• Activity
Write the records out again, exactly as they stand below.

[Records from a data source]

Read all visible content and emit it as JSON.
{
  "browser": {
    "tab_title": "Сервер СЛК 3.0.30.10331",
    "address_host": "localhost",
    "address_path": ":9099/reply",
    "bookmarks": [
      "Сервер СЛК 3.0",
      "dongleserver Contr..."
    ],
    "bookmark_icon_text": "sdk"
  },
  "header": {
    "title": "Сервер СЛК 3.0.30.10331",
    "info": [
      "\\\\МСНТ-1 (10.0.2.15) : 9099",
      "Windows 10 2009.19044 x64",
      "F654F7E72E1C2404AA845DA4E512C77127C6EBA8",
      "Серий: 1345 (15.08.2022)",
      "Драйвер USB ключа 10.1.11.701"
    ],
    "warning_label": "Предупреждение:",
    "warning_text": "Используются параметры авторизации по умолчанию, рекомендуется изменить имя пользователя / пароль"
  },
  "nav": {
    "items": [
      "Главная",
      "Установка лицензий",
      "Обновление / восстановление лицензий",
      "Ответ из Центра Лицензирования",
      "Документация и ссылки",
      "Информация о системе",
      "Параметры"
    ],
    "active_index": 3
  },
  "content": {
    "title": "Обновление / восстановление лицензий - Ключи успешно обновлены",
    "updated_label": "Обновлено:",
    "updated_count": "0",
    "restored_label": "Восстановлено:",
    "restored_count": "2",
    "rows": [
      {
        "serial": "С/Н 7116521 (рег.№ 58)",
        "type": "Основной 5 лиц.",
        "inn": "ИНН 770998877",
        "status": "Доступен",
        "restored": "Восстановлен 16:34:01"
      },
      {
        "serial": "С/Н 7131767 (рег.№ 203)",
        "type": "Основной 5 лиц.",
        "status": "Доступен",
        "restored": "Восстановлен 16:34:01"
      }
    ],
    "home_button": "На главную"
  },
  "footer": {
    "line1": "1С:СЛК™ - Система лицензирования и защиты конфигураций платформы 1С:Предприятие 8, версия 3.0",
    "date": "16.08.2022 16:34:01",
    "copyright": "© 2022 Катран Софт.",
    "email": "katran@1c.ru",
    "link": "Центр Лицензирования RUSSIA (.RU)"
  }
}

• Problem solution
Read all visible content and emit it as JSON.
{
  "browser": {
    "tab_title": "Сервер СЛК 3.0.30.10331",
    "address_host": "localhost",
    "address_path": ":9099/reply",
    "bookmarks": [
      "Сервер СЛК 3.0",
      "dongleserver Contr..."
    ],
    "bookmark_icon_text": "sdk"
  },
  "header": {
    "title": "Сервер СЛК 3.0.30.10331",
    "info": [
      "\\\\МСНТ-1 (10.0.2.15) : 9099",
      "Windows 10 2009.19044 x64",
      "F654F7E72E1C2404AA845DA4E512C77127C6EBA8",
      "Серий: 1345 (15.08.2022)",
      "Драйвер USB ключа 10.1.11.701"
    ],
    "warning_label": "Предупреждение:",
    "warning_text": "Используются параметры авторизации по умолчанию, рекомендуется изменить имя пользователя / пароль"
  },
  "nav": {
    "items": [
      "Главная",
      "Установка лицензий",
      "Обновление / восстановление лицензий",
      "Ответ из Центра Лицензирования",
      "Документация и ссылки",
      "Информация о системе",
      "Параметры"
    ],
    "active_index": 3
  },
  "content": {
    "title": "Обновление / восстановление лицензий - Ключи успешно обновлены",
    "updated_label": "Обновлено:",
    "updated_count": "0",
    "restored_label": "Восстановлено:",
    "restored_count": "2",
    "rows": [
      {
        "serial": "С/Н 7116521 (рег.№ 58)",
        "type": "Основной 5 лиц.",
        "inn": "ИНН 770998877",
        "status": "Доступен",
        "restored": "Восстановлен 16:34:01"
      },
      {
        "serial": "С/Н 7131767 (рег.№ 203)",
        "type": "Основной 5 лиц.",
        "status": "Доступен",
        "restored": "Восстановлен 16:34:01"
      }
    ],
    "home_button": "На главную"
  },
  "footer": {
    "line1": "1С:СЛК™ - Система лицензирования и защиты конфигураций платформы 1С:Предприятие 8, версия 3.0",
    "date": "16.08.2022 16:34:01",
    "copyright": "© 2022 Катран Софт.",
    "email": "katran@1c.ru",
    "link": "Центр Лицензирования RUSSIA (.RU)"
  }
}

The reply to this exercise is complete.